Your private employer, who has a no smoking policy is not violating your rights. Smoking is not even speech, or at least I’ve not seen a court declare it as such. And I can’t think of any other part of the Constitution that would protect this action in a private employer’s workplace. That’s not to say that all actions do not equate to speech, some do. We’ll back track to that in a moment.
And if a government entity wants to place a tax on eating cheeseburgers, because it has to pay for a lot of the negative health effects that result from obesity, that’s likely to be legal too. (We can delve into the types of legal scrutiny with which a reviewing court might regard such a regulation when deciding to uphold it or not later, but not today).
The way the entire Constitution should be viewed is to look at it as being a contract. A contract between the government and the people. Then you can start objectively reading it.
Next you should know that Constitutional rights are not unlimited. Why? Because other people and the government have competing interests and competing rights. So, the courts have delineated and upheld many of what are called reasonable time, place, and manner restrictions to our right to speech.
So yes, a political demonstration may require a local permit. And yes, the public park can close at midnight, and people can be prevented from having a demonstration at that public forum between the hours of say midnight and 7:00 am, when they open again. I’m just picking these times at random, but you get the point.
And no, you don’t get to sit on someone’s private front-door porch swing, or even march on the public sidewalk in front of that person’s private home, at 3:00 am, shouting through blow-horns and waving banners about your favorite pet peeve. Come back at a reasonable time and keep yourself at a reasonable distance.

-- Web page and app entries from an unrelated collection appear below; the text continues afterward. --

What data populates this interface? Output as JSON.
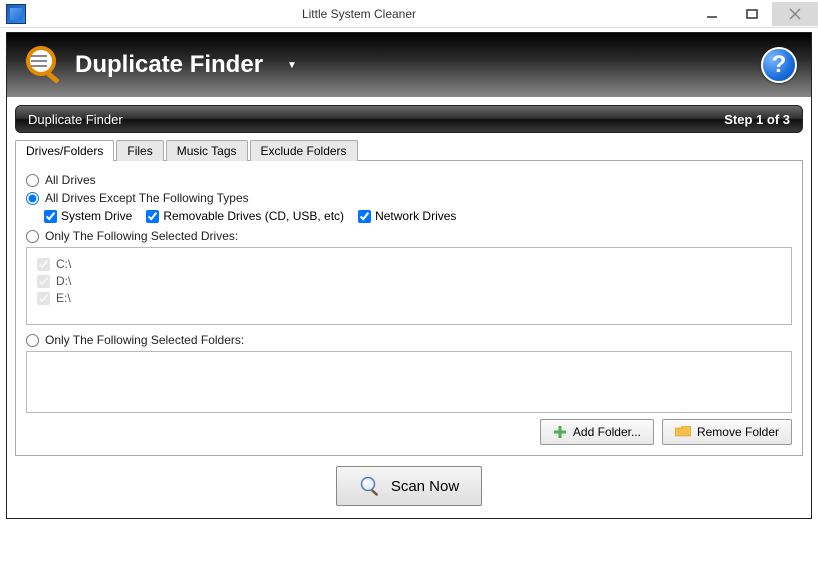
{
  "window": {
    "title": "Little System Cleaner"
  },
  "header": {
    "title": "Duplicate Finder"
  },
  "section": {
    "title": "Duplicate Finder",
    "step": "Step 1 of 3"
  },
  "tabs": {
    "drives_folders": "Drives/Folders",
    "files": "Files",
    "music_tags": "Music Tags",
    "exclude_folders": "Exclude Folders"
  },
  "options": {
    "all_drives": "All Drives",
    "all_drives_except": "All Drives Except The Following Types",
    "system_drive": "System Drive",
    "removable_drives": "Removable Drives (CD, USB, etc)",
    "network_drives": "Network Drives",
    "only_selected_drives": "Only The Following Selected Drives:",
    "only_selected_folders": "Only The Following Selected Folders:"
  },
  "drives": {
    "c": "C:\\",
    "d": "D:\\",
    "e": "E:\\"
  },
  "buttons": {
    "add_folder": "Add Folder...",
    "remove_folder": "Remove Folder",
    "scan_now": "Scan Now"
  }
}
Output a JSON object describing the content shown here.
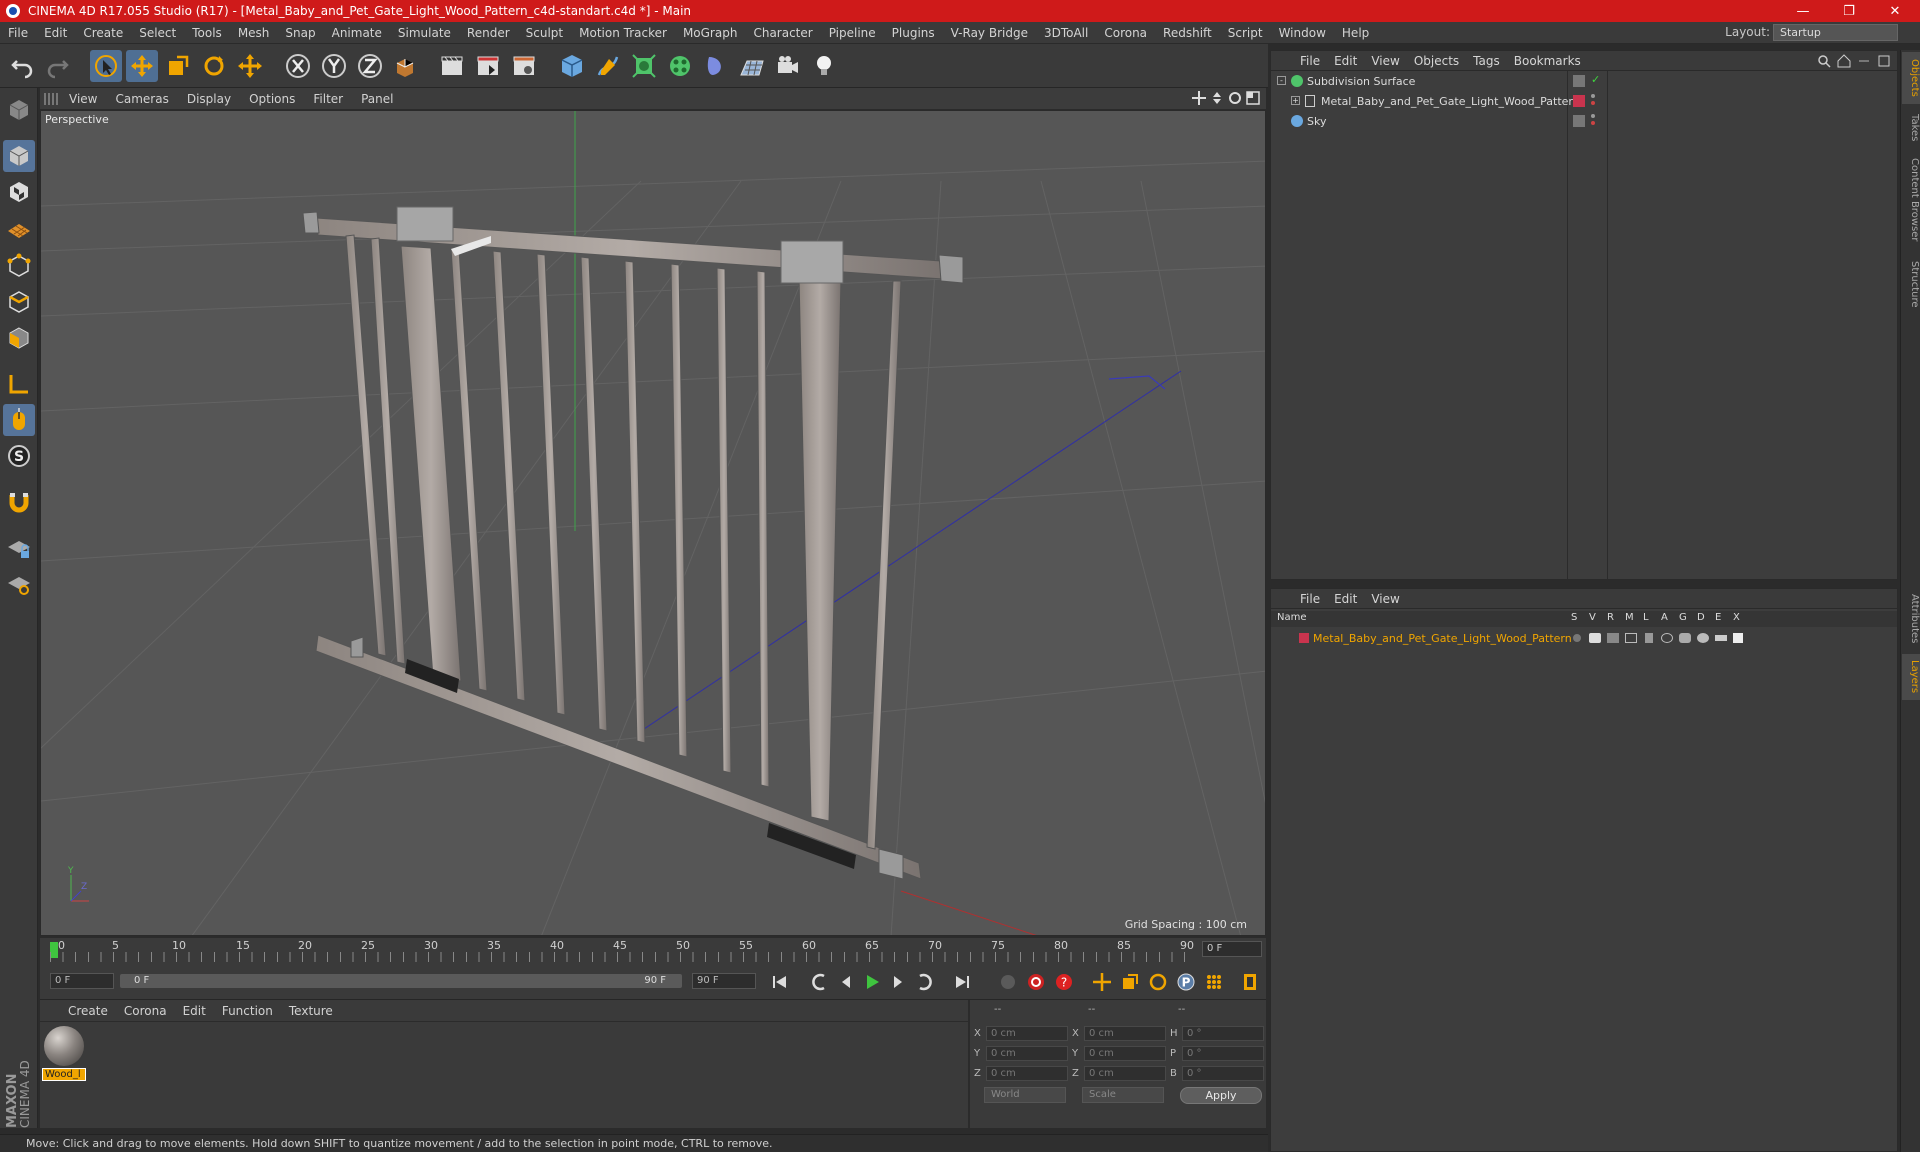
{
  "window": {
    "title": "CINEMA 4D R17.055 Studio (R17) - [Metal_Baby_and_Pet_Gate_Light_Wood_Pattern_c4d-standart.c4d *] - Main",
    "minimize": "—",
    "maximize": "❐",
    "close": "✕"
  },
  "menubar": {
    "items": [
      "File",
      "Edit",
      "Create",
      "Select",
      "Tools",
      "Mesh",
      "Snap",
      "Animate",
      "Simulate",
      "Render",
      "Sculpt",
      "Motion Tracker",
      "MoGraph",
      "Character",
      "Pipeline",
      "Plugins",
      "V-Ray Bridge",
      "3DToAll",
      "Corona",
      "Redshift",
      "Script",
      "Window",
      "Help"
    ],
    "layout_label": "Layout:",
    "layout_value": "Startup"
  },
  "viewport": {
    "menu": [
      "View",
      "Cameras",
      "Display",
      "Options",
      "Filter",
      "Panel"
    ],
    "label": "Perspective",
    "grid_spacing": "Grid Spacing : 100 cm"
  },
  "timeline": {
    "ticks": [
      "0",
      "5",
      "10",
      "15",
      "20",
      "25",
      "30",
      "35",
      "40",
      "45",
      "50",
      "55",
      "60",
      "65",
      "70",
      "75",
      "80",
      "85",
      "90"
    ],
    "current_frame": "0 F"
  },
  "transport": {
    "start": "0 F",
    "range_start": "0 F",
    "range_end": "90 F",
    "end": "90 F"
  },
  "material_panel": {
    "menu": [
      "Create",
      "Corona",
      "Edit",
      "Function",
      "Texture"
    ],
    "material_name": "Wood_l"
  },
  "coords": {
    "header1": "--",
    "header2": "--",
    "header3": "--",
    "rows": [
      {
        "l1": "X",
        "v1": "0 cm",
        "l2": "X",
        "v2": "0 cm",
        "l3": "H",
        "v3": "0 °"
      },
      {
        "l1": "Y",
        "v1": "0 cm",
        "l2": "Y",
        "v2": "0 cm",
        "l3": "P",
        "v3": "0 °"
      },
      {
        "l1": "Z",
        "v1": "0 cm",
        "l2": "Z",
        "v2": "0 cm",
        "l3": "B",
        "v3": "0 °"
      }
    ],
    "mode1": "World",
    "mode2": "Scale",
    "apply": "Apply"
  },
  "status": "Move: Click and drag to move elements. Hold down SHIFT to quantize movement / add to the selection in point mode, CTRL to remove.",
  "objects_panel": {
    "menu": [
      "File",
      "Edit",
      "View",
      "Objects",
      "Tags",
      "Bookmarks"
    ],
    "rows": [
      {
        "name": "Subdivision Surface"
      },
      {
        "name": "Metal_Baby_and_Pet_Gate_Light_Wood_Pattern"
      },
      {
        "name": "Sky"
      }
    ]
  },
  "layers_panel": {
    "menu": [
      "File",
      "Edit",
      "View"
    ],
    "columns": [
      "Name",
      "S",
      "V",
      "R",
      "M",
      "L",
      "A",
      "G",
      "D",
      "E",
      "X"
    ],
    "rows": [
      {
        "name": "Metal_Baby_and_Pet_Gate_Light_Wood_Pattern"
      }
    ]
  },
  "side_tabs": [
    "Objects",
    "Takes",
    "Content Browser",
    "Structure",
    "Attributes",
    "Layers"
  ],
  "brand": {
    "line1": "MAXON",
    "line2": "CINEMA 4D"
  },
  "colors": {
    "title_bar": "#cf1a1a",
    "accent": "#f0a500",
    "active_tool": "#4f6f94"
  }
}
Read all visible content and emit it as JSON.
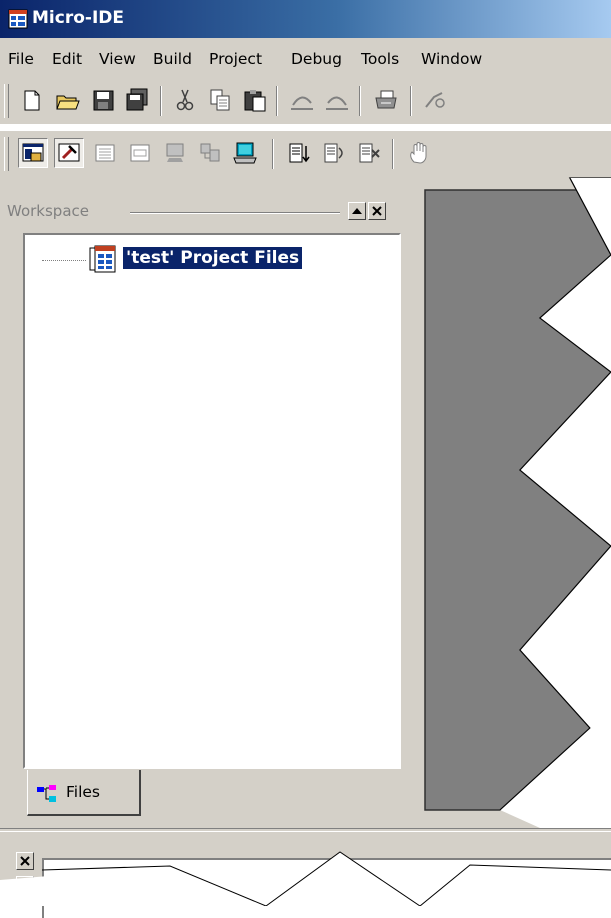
{
  "window": {
    "title": "Micro-IDE",
    "app_icon": "ide-app-icon"
  },
  "menu": [
    {
      "label": "File"
    },
    {
      "label": "Edit"
    },
    {
      "label": "View"
    },
    {
      "label": "Build"
    },
    {
      "label": "Project"
    },
    {
      "label": "Debug"
    },
    {
      "label": "Tools"
    },
    {
      "label": "Window"
    }
  ],
  "toolbar1": [
    "new-file-icon",
    "open-folder-icon",
    "save-icon",
    "save-all-icon",
    "cut-icon",
    "copy-icon",
    "paste-icon",
    "undo-icon",
    "redo-icon",
    "print-icon",
    "find-icon"
  ],
  "toolbar2": [
    "workspace-toggle-icon",
    "build-icon",
    "output-window-icon",
    "register-window-icon",
    "memory-window-icon",
    "watch-window-icon",
    "terminal-icon",
    "step-into-icon",
    "step-over-icon",
    "step-out-icon",
    "hand-icon"
  ],
  "workspace": {
    "caption": "Workspace",
    "tree": {
      "project_label": "'test' Project Files",
      "project_icon": "project-files-icon",
      "selected": true
    },
    "tabs": [
      {
        "label": "Files",
        "icon": "files-tab-icon"
      }
    ]
  },
  "colors": {
    "selection": "#0a246a",
    "mdi_background": "#808080",
    "face": "#d4d0c8",
    "title_start": "#0a246a"
  }
}
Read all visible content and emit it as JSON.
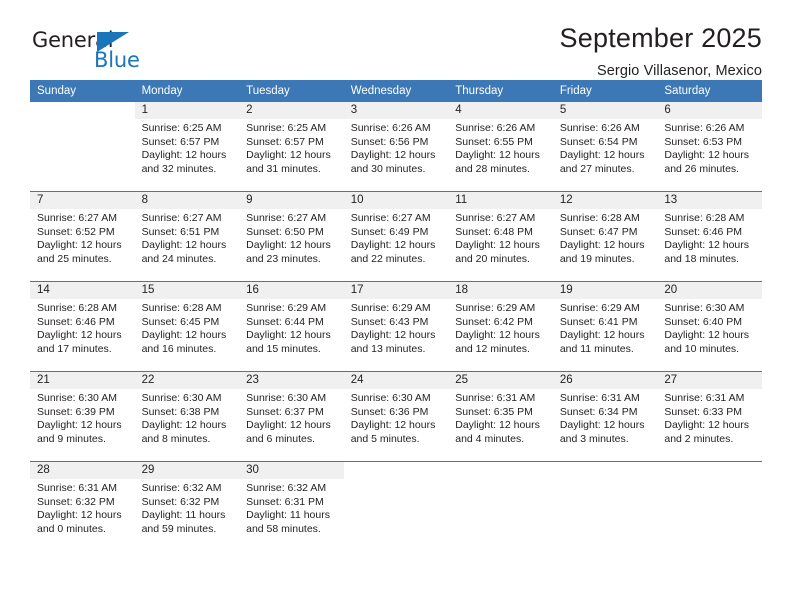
{
  "logo": {
    "word_top": "General",
    "word_bottom": "Blue",
    "accent_color": "#1b75bb"
  },
  "header": {
    "title": "September 2025",
    "subtitle": "Sergio Villasenor, Mexico"
  },
  "theme": {
    "header_blue": "#3b78b5",
    "date_band_gray": "#f0f0f0",
    "text_color": "#231f20"
  },
  "calendar": {
    "weekday_headers": [
      "Sunday",
      "Monday",
      "Tuesday",
      "Wednesday",
      "Thursday",
      "Friday",
      "Saturday"
    ],
    "weeks": [
      [
        {
          "day": "",
          "sunrise": "",
          "sunset": "",
          "daylight": "",
          "empty": true
        },
        {
          "day": "1",
          "sunrise": "Sunrise: 6:25 AM",
          "sunset": "Sunset: 6:57 PM",
          "daylight": "Daylight: 12 hours and 32 minutes."
        },
        {
          "day": "2",
          "sunrise": "Sunrise: 6:25 AM",
          "sunset": "Sunset: 6:57 PM",
          "daylight": "Daylight: 12 hours and 31 minutes."
        },
        {
          "day": "3",
          "sunrise": "Sunrise: 6:26 AM",
          "sunset": "Sunset: 6:56 PM",
          "daylight": "Daylight: 12 hours and 30 minutes."
        },
        {
          "day": "4",
          "sunrise": "Sunrise: 6:26 AM",
          "sunset": "Sunset: 6:55 PM",
          "daylight": "Daylight: 12 hours and 28 minutes."
        },
        {
          "day": "5",
          "sunrise": "Sunrise: 6:26 AM",
          "sunset": "Sunset: 6:54 PM",
          "daylight": "Daylight: 12 hours and 27 minutes."
        },
        {
          "day": "6",
          "sunrise": "Sunrise: 6:26 AM",
          "sunset": "Sunset: 6:53 PM",
          "daylight": "Daylight: 12 hours and 26 minutes."
        }
      ],
      [
        {
          "day": "7",
          "sunrise": "Sunrise: 6:27 AM",
          "sunset": "Sunset: 6:52 PM",
          "daylight": "Daylight: 12 hours and 25 minutes."
        },
        {
          "day": "8",
          "sunrise": "Sunrise: 6:27 AM",
          "sunset": "Sunset: 6:51 PM",
          "daylight": "Daylight: 12 hours and 24 minutes."
        },
        {
          "day": "9",
          "sunrise": "Sunrise: 6:27 AM",
          "sunset": "Sunset: 6:50 PM",
          "daylight": "Daylight: 12 hours and 23 minutes."
        },
        {
          "day": "10",
          "sunrise": "Sunrise: 6:27 AM",
          "sunset": "Sunset: 6:49 PM",
          "daylight": "Daylight: 12 hours and 22 minutes."
        },
        {
          "day": "11",
          "sunrise": "Sunrise: 6:27 AM",
          "sunset": "Sunset: 6:48 PM",
          "daylight": "Daylight: 12 hours and 20 minutes."
        },
        {
          "day": "12",
          "sunrise": "Sunrise: 6:28 AM",
          "sunset": "Sunset: 6:47 PM",
          "daylight": "Daylight: 12 hours and 19 minutes."
        },
        {
          "day": "13",
          "sunrise": "Sunrise: 6:28 AM",
          "sunset": "Sunset: 6:46 PM",
          "daylight": "Daylight: 12 hours and 18 minutes."
        }
      ],
      [
        {
          "day": "14",
          "sunrise": "Sunrise: 6:28 AM",
          "sunset": "Sunset: 6:46 PM",
          "daylight": "Daylight: 12 hours and 17 minutes."
        },
        {
          "day": "15",
          "sunrise": "Sunrise: 6:28 AM",
          "sunset": "Sunset: 6:45 PM",
          "daylight": "Daylight: 12 hours and 16 minutes."
        },
        {
          "day": "16",
          "sunrise": "Sunrise: 6:29 AM",
          "sunset": "Sunset: 6:44 PM",
          "daylight": "Daylight: 12 hours and 15 minutes."
        },
        {
          "day": "17",
          "sunrise": "Sunrise: 6:29 AM",
          "sunset": "Sunset: 6:43 PM",
          "daylight": "Daylight: 12 hours and 13 minutes."
        },
        {
          "day": "18",
          "sunrise": "Sunrise: 6:29 AM",
          "sunset": "Sunset: 6:42 PM",
          "daylight": "Daylight: 12 hours and 12 minutes."
        },
        {
          "day": "19",
          "sunrise": "Sunrise: 6:29 AM",
          "sunset": "Sunset: 6:41 PM",
          "daylight": "Daylight: 12 hours and 11 minutes."
        },
        {
          "day": "20",
          "sunrise": "Sunrise: 6:30 AM",
          "sunset": "Sunset: 6:40 PM",
          "daylight": "Daylight: 12 hours and 10 minutes."
        }
      ],
      [
        {
          "day": "21",
          "sunrise": "Sunrise: 6:30 AM",
          "sunset": "Sunset: 6:39 PM",
          "daylight": "Daylight: 12 hours and 9 minutes."
        },
        {
          "day": "22",
          "sunrise": "Sunrise: 6:30 AM",
          "sunset": "Sunset: 6:38 PM",
          "daylight": "Daylight: 12 hours and 8 minutes."
        },
        {
          "day": "23",
          "sunrise": "Sunrise: 6:30 AM",
          "sunset": "Sunset: 6:37 PM",
          "daylight": "Daylight: 12 hours and 6 minutes."
        },
        {
          "day": "24",
          "sunrise": "Sunrise: 6:30 AM",
          "sunset": "Sunset: 6:36 PM",
          "daylight": "Daylight: 12 hours and 5 minutes."
        },
        {
          "day": "25",
          "sunrise": "Sunrise: 6:31 AM",
          "sunset": "Sunset: 6:35 PM",
          "daylight": "Daylight: 12 hours and 4 minutes."
        },
        {
          "day": "26",
          "sunrise": "Sunrise: 6:31 AM",
          "sunset": "Sunset: 6:34 PM",
          "daylight": "Daylight: 12 hours and 3 minutes."
        },
        {
          "day": "27",
          "sunrise": "Sunrise: 6:31 AM",
          "sunset": "Sunset: 6:33 PM",
          "daylight": "Daylight: 12 hours and 2 minutes."
        }
      ],
      [
        {
          "day": "28",
          "sunrise": "Sunrise: 6:31 AM",
          "sunset": "Sunset: 6:32 PM",
          "daylight": "Daylight: 12 hours and 0 minutes."
        },
        {
          "day": "29",
          "sunrise": "Sunrise: 6:32 AM",
          "sunset": "Sunset: 6:32 PM",
          "daylight": "Daylight: 11 hours and 59 minutes."
        },
        {
          "day": "30",
          "sunrise": "Sunrise: 6:32 AM",
          "sunset": "Sunset: 6:31 PM",
          "daylight": "Daylight: 11 hours and 58 minutes."
        },
        {
          "day": "",
          "sunrise": "",
          "sunset": "",
          "daylight": "",
          "empty": true
        },
        {
          "day": "",
          "sunrise": "",
          "sunset": "",
          "daylight": "",
          "empty": true
        },
        {
          "day": "",
          "sunrise": "",
          "sunset": "",
          "daylight": "",
          "empty": true
        },
        {
          "day": "",
          "sunrise": "",
          "sunset": "",
          "daylight": "",
          "empty": true
        }
      ]
    ]
  }
}
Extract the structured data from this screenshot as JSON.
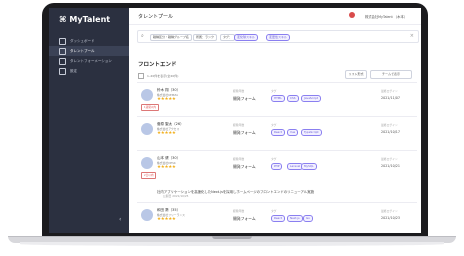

Now as to just what constitutes speech. That’s a little trickier, and we better look to court decisions for a little help here. Speech is not just the spoken word. But it’s also not smoking cigarettes or eating cheeseburgers.
Speech does include symbolic action, like burning a flag, and that is perfectly legal. Although, to be safe, you might want to watch out for where and when you are burning one. And no, I don’t find this to be an unpatriotic act at all. I believe that exercising your rights, no matter what anyone else thinks, is a patriotic statement. Four generations of my family fought in all branches of the US military to protect these rights. That would be meaningless if no one exercised them.
Another example of symbolic speech would be wearing a religious pin on your uniform, while working for a government employer. Because the employer is a government actor, not a private employer, it would have a hard time denying your right to do this.
Commercial speech and political speech are also protected, but in a little bit different ways. I can come back another day to talk about the decision in Citizens United v. Federal Election Commission, 558 U.S. 310 (2010), and what effect that has on political advertising dollars, but no point to getting overly technical today. Suffice it to say, that being able to finance and air political advertising with a willing media entity is different that having a federal law in place that restricts this activity.
Facebook says it accepts political advertising dollars and that it will not be concerned with the content of those ads, even if they are patently false. Twitter has responded by saying it is concerned with the content, and the power social media has with influencing voters, so it has chosen not to accept those dollars and not risk airing false propaganda.
I think it’s a good move on Twitter’s part.
Photo: Every US citizen should have one of these. I have several. It’s a very powerful document for so few words it uses.